Case Study – Geography and Motivation

The following case study was taken from: The Geography Disciplines Network (GDN) Inclusive Curriculum Project (ICP) Case Studies, HEFCE Project, University of Gloucestershire , (information extracted and accessed September 2006).


Gareth is a level three student studying Landscape Architecture. Gareth has a specific learning difficulty, dyslexia. Gareth ‘s dyslexia was first assessed 3 months prior to his ‘A’ Levels.

Gareth states that his dyslexia was not a factor in deciding which University to attend. He does, however, believe that people with dyslexia have different strengths and weaknesses, and as such, one of his strengths lies in artistic drawing and planning holistic projects. He believes that his strengths in these areas were an influencing factor in his choice of which course to study. At the time of his decision to study Landscape Architecture, however, Gareth was unaware of his specific learning difficulty.

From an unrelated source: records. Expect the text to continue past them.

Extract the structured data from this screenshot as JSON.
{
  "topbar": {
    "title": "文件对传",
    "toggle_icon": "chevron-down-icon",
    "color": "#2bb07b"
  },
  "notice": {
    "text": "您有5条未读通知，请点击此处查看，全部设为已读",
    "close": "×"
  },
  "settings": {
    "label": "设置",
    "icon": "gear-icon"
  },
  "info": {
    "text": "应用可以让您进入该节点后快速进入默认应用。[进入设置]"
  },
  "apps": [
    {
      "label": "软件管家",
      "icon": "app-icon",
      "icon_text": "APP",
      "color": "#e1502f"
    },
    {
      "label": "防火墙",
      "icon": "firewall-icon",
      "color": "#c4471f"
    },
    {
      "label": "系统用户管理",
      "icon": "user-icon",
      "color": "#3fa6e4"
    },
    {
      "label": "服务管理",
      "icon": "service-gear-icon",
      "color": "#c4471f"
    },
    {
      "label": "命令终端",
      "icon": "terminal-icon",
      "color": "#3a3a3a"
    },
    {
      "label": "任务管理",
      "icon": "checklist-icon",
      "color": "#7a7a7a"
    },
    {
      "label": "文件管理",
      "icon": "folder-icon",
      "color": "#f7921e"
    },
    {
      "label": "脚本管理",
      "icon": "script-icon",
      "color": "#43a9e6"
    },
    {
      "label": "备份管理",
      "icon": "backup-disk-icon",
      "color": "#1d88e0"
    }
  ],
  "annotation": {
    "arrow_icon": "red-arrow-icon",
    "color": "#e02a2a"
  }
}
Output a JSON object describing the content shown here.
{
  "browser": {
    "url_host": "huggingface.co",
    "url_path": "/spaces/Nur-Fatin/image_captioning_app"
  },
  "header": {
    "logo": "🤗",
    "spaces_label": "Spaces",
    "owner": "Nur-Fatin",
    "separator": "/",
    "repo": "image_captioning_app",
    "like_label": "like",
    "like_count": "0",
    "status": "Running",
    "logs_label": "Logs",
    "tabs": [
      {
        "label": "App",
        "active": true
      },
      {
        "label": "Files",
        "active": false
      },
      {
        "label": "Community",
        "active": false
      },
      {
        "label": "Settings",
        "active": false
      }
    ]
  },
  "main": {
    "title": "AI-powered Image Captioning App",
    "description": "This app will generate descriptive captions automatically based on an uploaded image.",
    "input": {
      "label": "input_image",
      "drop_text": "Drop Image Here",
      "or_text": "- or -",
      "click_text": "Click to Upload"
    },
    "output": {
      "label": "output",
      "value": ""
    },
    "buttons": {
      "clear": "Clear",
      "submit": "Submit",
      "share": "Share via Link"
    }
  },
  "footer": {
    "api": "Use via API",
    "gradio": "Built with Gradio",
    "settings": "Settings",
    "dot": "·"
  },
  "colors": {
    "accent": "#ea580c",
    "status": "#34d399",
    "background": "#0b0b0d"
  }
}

Gareth is quite clear that he prefers writing assignments to taking timed examinations. He feels that even with additional time he is rushing in exams and does not do himself justice. Gareth finds that without the time to think clearly about the subject, his work is not articulate and his handwriting becomes illegible. Gareth finds that rather than spend time re-reading his answers, “it’s better to just go with it”, as he feels re-reading would waste time that he could be using trying to answer the next question.

Despite his preference for written assignments, Gareth admits he’s “terrible at time management”. He often procrastinates and sometimes finds it necessary to work through the night to finish a piece of work on time. He does understand that as a student with dyslexia, he puts more effort into his studies than his peers, and he believes that was the reason his dyslexia remained unidentified for as long as it did. He didn’t realise he was putting more effort into his studies; “it’s just the way that it is”.

Gareth’s course involves a range of assessment methods; essays, exams, reports, computer-aided design work, freehand design, etc. Gareth feels that his best skills are his artistic abilities; “I’ve written fair enough essays, but it’s not what I’m good at”. Gareth is particularly grateful that his major project for level three was not a dissertation, but a design project. Gareth feels that he was better able to evidence his academic ability by working through an entire design project. He recognises that the design project included a high amount of hours for the complicated drawings, but as this is his strength, he finds this aspect of the course motivating. He finds that he uses visual cues to spark ideas for projects. He gets less attached to essays, being relieved when they are completed, rather than enjoying the process as he does with design pieces.

Gareth finds that when he is prioritising his workload, he tends to complete the design work first, leaving the written assignments to last. Whilst Gareth sometimes re-writes his assignments 3 or 4 times, he still makes punctuation and grammar errors. He finds it disheartening when comments on the assignment focus on these. He understands why they are included, but as he is already aware of his difficulties, but sometimes finds this discouraging.

Gareth does not feel that his dyslexia has any impact upon his field trips.

In lectures, Gareth takes sporadic notes to try and help him reinforce what is being said at the time. He rarely returns to study his notes later, and although he has a dictaphone, he only uses it on occasions when he knows there will be significant material he will need to remember (e.g., when there is a guest speaker) as he feels it is highly unlikely he would listen to the lecture again. Gareth tends to get most of the information he needs for essays from his textbooks. He finds the funding he receives from his Disabled Students’ Allowance allows him to maintain a good collection of the texts he needs.

Gareth finds that the support most useful to him comes from academic staff. He sometimes needs motivating to do the written pieces of his course, but finds staff who are more flexible in their approach, encouraging him rather than reprimanding him for not doing the work, are more effective. Gareth feels that the right motivation at the right time can be the most beneficial support offered.